Beyond the




Non-Tips on How to Resolve Conflict in School

Man with glasses yelling into a phone.

Use these behaviors and put yourself on a “different” career path.

Hacks are all the rage right now. We're all looking for shortcuts on everything from baking the best pie to minimizing the time we spend doing laundry. Even educators are looking for more efficient ways to accomplish things, such as how to resolve conflict in school.

Further reading: 7 Tips for Teachers on Dealing with Difficult Parents

I get it! Life is busy, and there aren't enough hours in the day to get everything done—especially when you're a teacher. While I'd love to help my fellow educators streamline their workdays, I have nothing to offer except what I call "non-tips," or advice on what not to do in conflict situations. Non-tips won't guarantee an easier or faster way to do things, but they're tried and true ways to keep you out of trouble—which is great if you're hoping to keep your job. Here are a few things that we all want to do but should definitely not do when handling conflict in school.

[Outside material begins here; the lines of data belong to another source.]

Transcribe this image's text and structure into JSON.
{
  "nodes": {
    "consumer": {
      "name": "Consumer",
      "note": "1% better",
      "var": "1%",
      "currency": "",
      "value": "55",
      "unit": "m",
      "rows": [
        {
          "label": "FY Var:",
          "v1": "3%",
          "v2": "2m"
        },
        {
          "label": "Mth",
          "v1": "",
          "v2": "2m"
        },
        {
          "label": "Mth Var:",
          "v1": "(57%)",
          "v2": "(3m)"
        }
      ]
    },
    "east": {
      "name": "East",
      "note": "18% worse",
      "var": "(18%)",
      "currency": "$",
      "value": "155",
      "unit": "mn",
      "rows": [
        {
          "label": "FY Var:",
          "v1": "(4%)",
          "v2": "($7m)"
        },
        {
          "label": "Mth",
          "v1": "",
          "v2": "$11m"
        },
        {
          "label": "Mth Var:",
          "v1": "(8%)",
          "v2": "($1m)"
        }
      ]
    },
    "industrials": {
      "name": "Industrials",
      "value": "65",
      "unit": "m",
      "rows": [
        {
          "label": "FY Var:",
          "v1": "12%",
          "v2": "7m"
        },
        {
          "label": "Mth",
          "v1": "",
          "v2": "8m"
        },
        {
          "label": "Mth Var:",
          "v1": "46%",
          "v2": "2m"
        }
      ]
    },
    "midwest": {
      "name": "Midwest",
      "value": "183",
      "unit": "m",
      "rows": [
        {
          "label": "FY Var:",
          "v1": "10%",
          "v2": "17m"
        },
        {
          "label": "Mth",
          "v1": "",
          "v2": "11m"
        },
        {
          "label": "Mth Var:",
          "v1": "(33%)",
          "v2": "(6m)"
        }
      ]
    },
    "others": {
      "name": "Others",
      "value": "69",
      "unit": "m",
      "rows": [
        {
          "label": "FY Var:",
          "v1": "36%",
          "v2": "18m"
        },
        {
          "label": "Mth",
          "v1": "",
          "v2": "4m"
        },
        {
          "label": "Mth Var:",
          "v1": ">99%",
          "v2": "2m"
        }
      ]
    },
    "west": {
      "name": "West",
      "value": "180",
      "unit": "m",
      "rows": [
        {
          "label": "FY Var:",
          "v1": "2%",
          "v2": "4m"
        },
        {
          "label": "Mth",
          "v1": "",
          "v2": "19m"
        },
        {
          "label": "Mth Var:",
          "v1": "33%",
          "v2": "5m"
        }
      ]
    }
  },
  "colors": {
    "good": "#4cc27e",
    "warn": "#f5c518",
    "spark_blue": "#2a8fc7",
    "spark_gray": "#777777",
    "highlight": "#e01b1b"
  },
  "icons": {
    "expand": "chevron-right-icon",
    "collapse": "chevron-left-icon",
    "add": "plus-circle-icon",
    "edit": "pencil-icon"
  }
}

1. Bite Back

The scenario: Your principal approaches you about the school's new technology initiative and insists that you immediately implement the new standards in your lesson planning.

The non-tip: Roll your eyes, exasperated, and remind him that his last initiative tanked big time and infuriated every teacher in the building.

2. Throw Hands

The scenario: During a particularly tense faculty meeting, a colleague vehemently disagrees with your position on graduation requirements.

The non-tip: Ask someone to hold your hoops and lunge at her across three rows of chairs. This is not how to resolve conflict in school.

3. Point Out the Obvious

The scenario: During his annual beginning-of-the-year pep talk, the superintendent bloviates about the critical role teachers play in the classroom. He stresses the importance of things such as smiling and greeting students upon arrival.

The non-tip: Yell out "Duh!" and follow up with, "When's the last time you actually stepped foot in one of our classrooms?"

4. Use Your Teacher Voice

The scenario: The athletic director comes to see you about the basketball team's best player—who also happens to be your laziest student. The AD lets you know that the rest of the team is counting on this player to be academically eligible for the playoffs.

The non-tip: Use your "teacher voice" to tell him that sports are secondary to your class and that you have zero interest in the playoffs. You're only focused on your upcoming Wuthering Heights essay.

5. Lash Out at a Student

The scenario: A student forgets an important deadline and turns in her assignment two days late.

The non-tip: Announce, loudly, that she is irresponsible, fail her on the spot, and sarcastically wish her luck in the real world.

6. Unload on a Parent

The scenario: A parent leaves you a scathing voicemail about the grade you gave his student.

The non-tip: Return the call immediately and shout, "I don't give grades; students earn them. If you're not happy with it, I suggest you spend some more time helping your kid instead of making excuses for him!"

I know that on some level it would be viscerally satisfying to lash out at the people who so blatantly disrespect you. Being unappreciated and undervalued can be incredibly frustrating.

Further reading: How to Move Past a Conflict with Your Principal

But trust me: reacting with poise and self-control is the way to go. At the end of the day, you're an admirable professional who turns the other cheek and takes the high road. And by "high road," I mean the one that leads to happy hour. Cheers!